→ DIRECTIONS: A verbatim copy of the data is wanted, minus any picture in it.

→ RECORDS TO USE:
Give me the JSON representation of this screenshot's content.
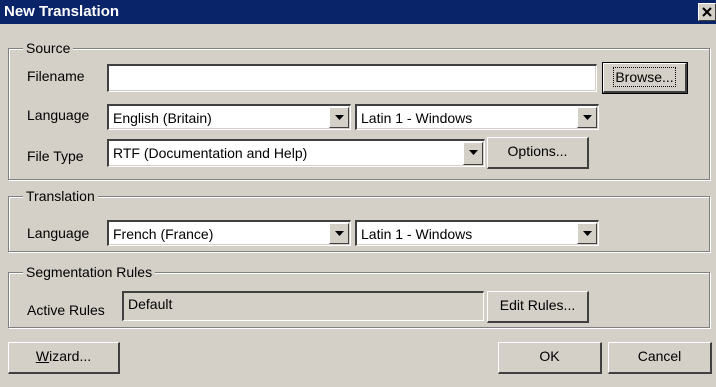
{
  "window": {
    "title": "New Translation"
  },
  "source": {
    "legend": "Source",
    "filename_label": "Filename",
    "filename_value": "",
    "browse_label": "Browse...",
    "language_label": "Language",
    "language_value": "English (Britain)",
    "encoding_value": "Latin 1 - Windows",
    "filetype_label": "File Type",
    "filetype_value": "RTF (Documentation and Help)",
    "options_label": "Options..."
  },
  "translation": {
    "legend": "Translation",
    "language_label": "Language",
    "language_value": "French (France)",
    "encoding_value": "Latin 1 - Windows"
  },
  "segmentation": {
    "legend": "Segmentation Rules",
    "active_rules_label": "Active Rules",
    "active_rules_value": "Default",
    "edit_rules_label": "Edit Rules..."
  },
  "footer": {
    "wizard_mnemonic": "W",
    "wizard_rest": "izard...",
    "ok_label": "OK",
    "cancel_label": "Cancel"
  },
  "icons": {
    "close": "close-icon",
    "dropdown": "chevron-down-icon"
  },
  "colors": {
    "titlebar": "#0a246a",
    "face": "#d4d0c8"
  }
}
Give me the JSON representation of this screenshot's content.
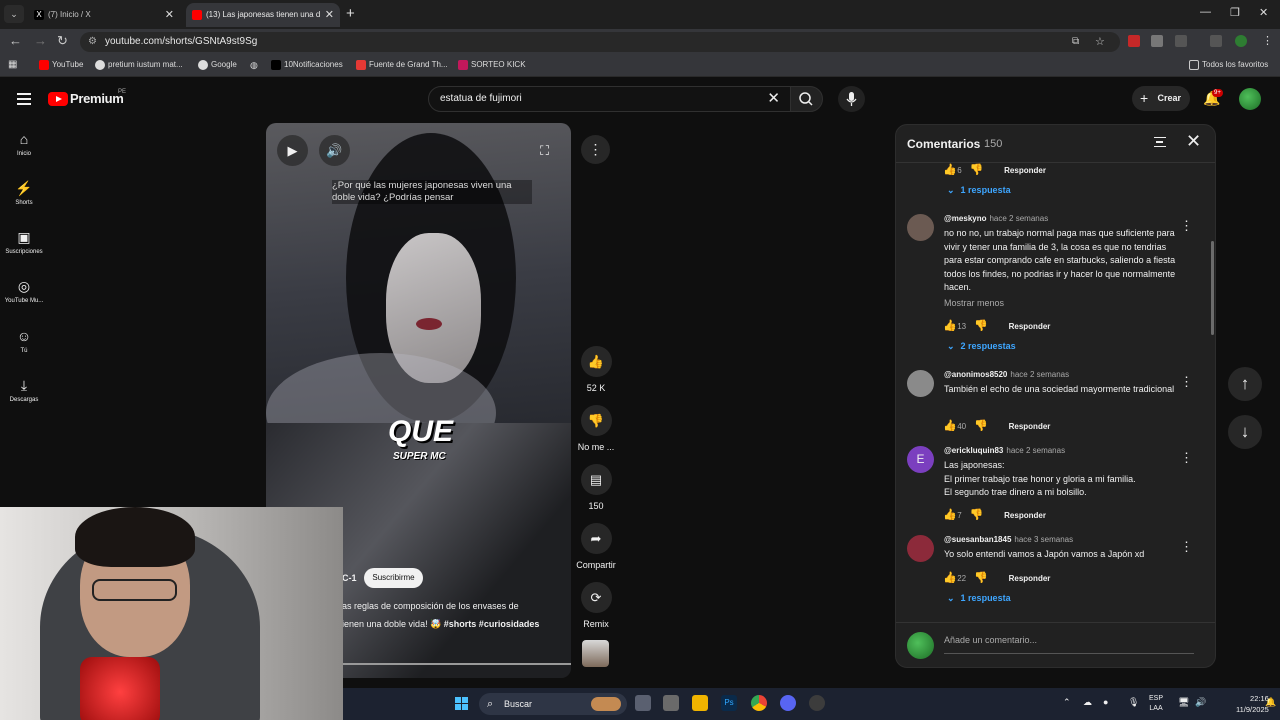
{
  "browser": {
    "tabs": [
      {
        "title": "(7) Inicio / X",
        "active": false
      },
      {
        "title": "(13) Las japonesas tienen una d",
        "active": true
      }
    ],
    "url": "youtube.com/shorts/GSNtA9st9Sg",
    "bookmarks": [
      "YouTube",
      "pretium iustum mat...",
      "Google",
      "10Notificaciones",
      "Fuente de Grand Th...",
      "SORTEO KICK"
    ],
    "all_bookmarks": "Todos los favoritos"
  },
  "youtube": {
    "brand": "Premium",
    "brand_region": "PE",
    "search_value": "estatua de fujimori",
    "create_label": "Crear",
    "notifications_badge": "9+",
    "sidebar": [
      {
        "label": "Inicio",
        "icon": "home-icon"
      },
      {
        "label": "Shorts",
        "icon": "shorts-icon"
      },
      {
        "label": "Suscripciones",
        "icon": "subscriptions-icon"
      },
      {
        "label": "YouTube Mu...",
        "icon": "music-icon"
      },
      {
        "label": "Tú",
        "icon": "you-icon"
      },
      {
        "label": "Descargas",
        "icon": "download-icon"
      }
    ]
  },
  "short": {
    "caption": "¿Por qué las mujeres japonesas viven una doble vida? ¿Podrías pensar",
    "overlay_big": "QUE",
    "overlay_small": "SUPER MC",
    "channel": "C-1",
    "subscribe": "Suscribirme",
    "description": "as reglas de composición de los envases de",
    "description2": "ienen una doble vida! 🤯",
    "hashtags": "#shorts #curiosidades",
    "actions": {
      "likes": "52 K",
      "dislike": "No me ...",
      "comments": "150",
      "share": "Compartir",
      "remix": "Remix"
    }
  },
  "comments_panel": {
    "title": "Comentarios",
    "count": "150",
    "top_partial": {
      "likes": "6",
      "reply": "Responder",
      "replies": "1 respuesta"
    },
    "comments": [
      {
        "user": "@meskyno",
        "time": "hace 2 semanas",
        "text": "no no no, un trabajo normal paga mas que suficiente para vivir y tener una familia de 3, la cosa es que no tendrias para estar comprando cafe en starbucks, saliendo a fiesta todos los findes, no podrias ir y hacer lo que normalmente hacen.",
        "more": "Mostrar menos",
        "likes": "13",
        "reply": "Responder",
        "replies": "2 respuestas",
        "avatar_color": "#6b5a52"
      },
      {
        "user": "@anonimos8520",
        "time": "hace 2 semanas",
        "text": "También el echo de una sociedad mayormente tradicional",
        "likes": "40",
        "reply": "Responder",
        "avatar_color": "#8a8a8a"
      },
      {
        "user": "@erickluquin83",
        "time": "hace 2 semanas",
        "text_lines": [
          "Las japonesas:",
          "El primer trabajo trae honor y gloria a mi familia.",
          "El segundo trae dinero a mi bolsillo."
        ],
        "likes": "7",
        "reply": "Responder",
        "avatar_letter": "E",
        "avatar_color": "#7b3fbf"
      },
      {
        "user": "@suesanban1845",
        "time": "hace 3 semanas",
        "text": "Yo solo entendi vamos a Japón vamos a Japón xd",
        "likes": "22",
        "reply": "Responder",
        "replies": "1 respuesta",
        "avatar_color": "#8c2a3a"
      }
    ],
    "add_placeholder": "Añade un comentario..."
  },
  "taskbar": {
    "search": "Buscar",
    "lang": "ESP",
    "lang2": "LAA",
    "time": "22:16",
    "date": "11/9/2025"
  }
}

→ OUTPUT:
Give me the JSON representation of this screenshot's content.
{
  "window": {
    "title": "New Translation"
  },
  "source": {
    "legend": "Source",
    "filename_label": "Filename",
    "filename_value": "",
    "browse_label": "Browse...",
    "language_label": "Language",
    "language_value": "English (Britain)",
    "encoding_value": "Latin 1 - Windows",
    "filetype_label": "File Type",
    "filetype_value": "RTF (Documentation and Help)",
    "options_label": "Options..."
  },
  "translation": {
    "legend": "Translation",
    "language_label": "Language",
    "language_value": "French (France)",
    "encoding_value": "Latin 1 - Windows"
  },
  "segmentation": {
    "legend": "Segmentation Rules",
    "active_rules_label": "Active Rules",
    "active_rules_value": "Default",
    "edit_rules_label": "Edit Rules..."
  },
  "footer": {
    "wizard_mnemonic": "W",
    "wizard_rest": "izard...",
    "ok_label": "OK",
    "cancel_label": "Cancel"
  },
  "icons": {
    "close": "close-icon",
    "dropdown": "chevron-down-icon"
  },
  "colors": {
    "titlebar": "#0a246a",
    "face": "#d4d0c8"
  }
}
Give me the JSON representation of this screenshot's content.
{
  "browser": {
    "tabs": [
      {
        "title": "(7) Inicio / X",
        "active": false
      },
      {
        "title": "(13) Las japonesas tienen una d",
        "active": true
      }
    ],
    "url": "youtube.com/shorts/GSNtA9st9Sg",
    "bookmarks": [
      "YouTube",
      "pretium iustum mat...",
      "Google",
      "10Notificaciones",
      "Fuente de Grand Th...",
      "SORTEO KICK"
    ],
    "all_bookmarks": "Todos los favoritos"
  },
  "youtube": {
    "brand": "Premium",
    "brand_region": "PE",
    "search_value": "estatua de fujimori",
    "create_label": "Crear",
    "notifications_badge": "9+",
    "sidebar": [
      {
        "label": "Inicio",
        "icon": "home-icon"
      },
      {
        "label": "Shorts",
        "icon": "shorts-icon"
      },
      {
        "label": "Suscripciones",
        "icon": "subscriptions-icon"
      },
      {
        "label": "YouTube Mu...",
        "icon": "music-icon"
      },
      {
        "label": "Tú",
        "icon": "you-icon"
      },
      {
        "label": "Descargas",
        "icon": "download-icon"
      }
    ]
  },
  "short": {
    "caption": "¿Por qué las mujeres japonesas viven una doble vida? ¿Podrías pensar",
    "overlay_big": "QUE",
    "overlay_small": "SUPER MC",
    "channel": "C-1",
    "subscribe": "Suscribirme",
    "description": "as reglas de composición de los envases de",
    "description2": "ienen una doble vida! 🤯",
    "hashtags": "#shorts #curiosidades",
    "actions": {
      "likes": "52 K",
      "dislike": "No me ...",
      "comments": "150",
      "share": "Compartir",
      "remix": "Remix"
    }
  },
  "comments_panel": {
    "title": "Comentarios",
    "count": "150",
    "top_partial": {
      "likes": "6",
      "reply": "Responder",
      "replies": "1 respuesta"
    },
    "comments": [
      {
        "user": "@meskyno",
        "time": "hace 2 semanas",
        "text": "no no no, un trabajo normal paga mas que suficiente para vivir y tener una familia de 3, la cosa es que no tendrias para estar comprando cafe en starbucks, saliendo a fiesta todos los findes, no podrias ir y hacer lo que normalmente hacen.",
        "more": "Mostrar menos",
        "likes": "13",
        "reply": "Responder",
        "replies": "2 respuestas",
        "avatar_color": "#6b5a52"
      },
      {
        "user": "@anonimos8520",
        "time": "hace 2 semanas",
        "text": "También el echo de una sociedad mayormente tradicional",
        "likes": "40",
        "reply": "Responder",
        "avatar_color": "#8a8a8a"
      },
      {
        "user": "@erickluquin83",
        "time": "hace 2 semanas",
        "text_lines": [
          "Las japonesas:",
          "El primer trabajo trae honor y gloria a mi familia.",
          "El segundo trae dinero a mi bolsillo."
        ],
        "likes": "7",
        "reply": "Responder",
        "avatar_letter": "E",
        "avatar_color": "#7b3fbf"
      },
      {
        "user": "@suesanban1845",
        "time": "hace 3 semanas",
        "text": "Yo solo entendi vamos a Japón vamos a Japón xd",
        "likes": "22",
        "reply": "Responder",
        "replies": "1 respuesta",
        "avatar_color": "#8c2a3a"
      }
    ],
    "add_placeholder": "Añade un comentario..."
  },
  "taskbar": {
    "search": "Buscar",
    "lang": "ESP",
    "lang2": "LAA",
    "time": "22:16",
    "date": "11/9/2025"
  }
}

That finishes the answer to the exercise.